While he was teaching, he began collecting folk songs and stories from African Americans, which inspired the poetry he then began to write. In 1929, Brown began a 40-year teaching career at Howard University, and in 1932 his first volume of poetry, Southern Road, was published. Musical forms, especially ballads, work songs, spirituals, and blues, were primary influences on his work. At a time when Black speech had been distorted into a stereotype by white writers, he brought an authenticity to the use of Black vernacular in American poetry.
As critic, essayist, and Opportunity magazine columnist, Brown supported realistic writing and harshly attacked literature that distorted Black life. In 1937, he published the pioneering studies Negro Poetry and Drama and The Negro in American Fiction. In 1941 he was co-editor of The Negro Caravan, an anthology of African American writing. Most of Brown’s major work was written by the mid-1940s; two decades later, students inspired a widespread revival of interest in his work, much of which was subsequently reprinted.
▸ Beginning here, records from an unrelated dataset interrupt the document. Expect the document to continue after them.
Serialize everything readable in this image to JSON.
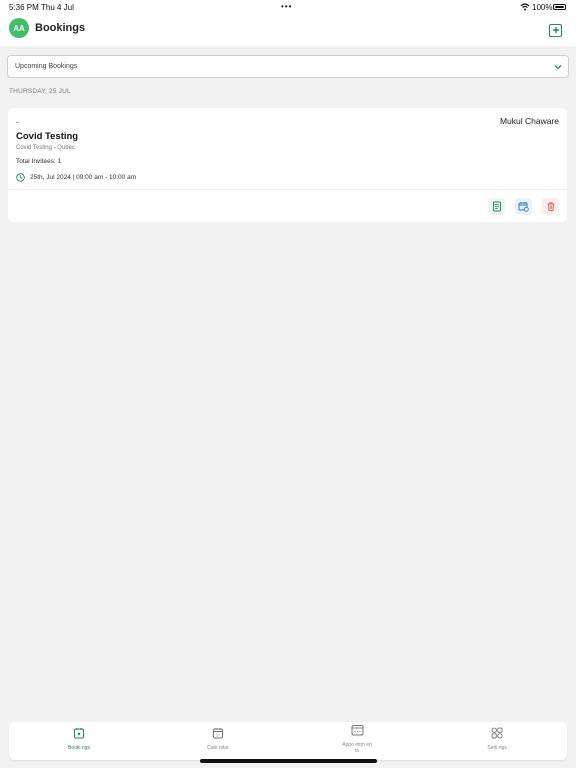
{
  "status_bar": {
    "time": "5:36 PM",
    "date": "Thu 4 Jul",
    "dots": "•••",
    "battery": "100%"
  },
  "header": {
    "avatar_initials": "AA",
    "title": "Bookings"
  },
  "filter": {
    "selected": "Upcoming Bookings"
  },
  "section": {
    "date_heading": "THURSDAY, 25 JUL"
  },
  "booking": {
    "dash": "-",
    "host": "Mukul Chaware",
    "title": "Covid Testing",
    "subtitle": "Covid Testing - Qubec",
    "invitees": "Total Invitees: 1",
    "datetime": "25th, Jul 2024 | 09:00 am - 10:00 am"
  },
  "tabs": [
    {
      "label": "Booki ngs",
      "icon": "bookings-icon",
      "active": true
    },
    {
      "label": "Cale ndar",
      "icon": "calendar-icon",
      "active": false
    },
    {
      "label": "Appo intm ents",
      "icon": "appointments-icon",
      "active": false
    },
    {
      "label": "Setti ngs",
      "icon": "settings-grid-icon",
      "active": false
    }
  ],
  "colors": {
    "accent": "#1f8a55",
    "avatar": "#3fbf6a",
    "reschedule": "#2f7fc4",
    "delete": "#e05a5a"
  }
}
Founded in 1793, Williams College is the second-oldest institution of higher learning in Massachusetts. The college’s 2,000 students are taught by a faculty noted for the quality of their teaching and research, and the achievement of academic goals includes active participation of students with faculty in their research. Students’ educational experience is enriched by the residential campus environment in Williamstown, Mass., which provides a host of opportunities for interaction with one another and with faculty beyond the classroom. Admission decisions on U.S. applicants are made regardless of a student’s financial ability, and the college provides grants and other assistance to meet the demonstrated needs of all who are admitted.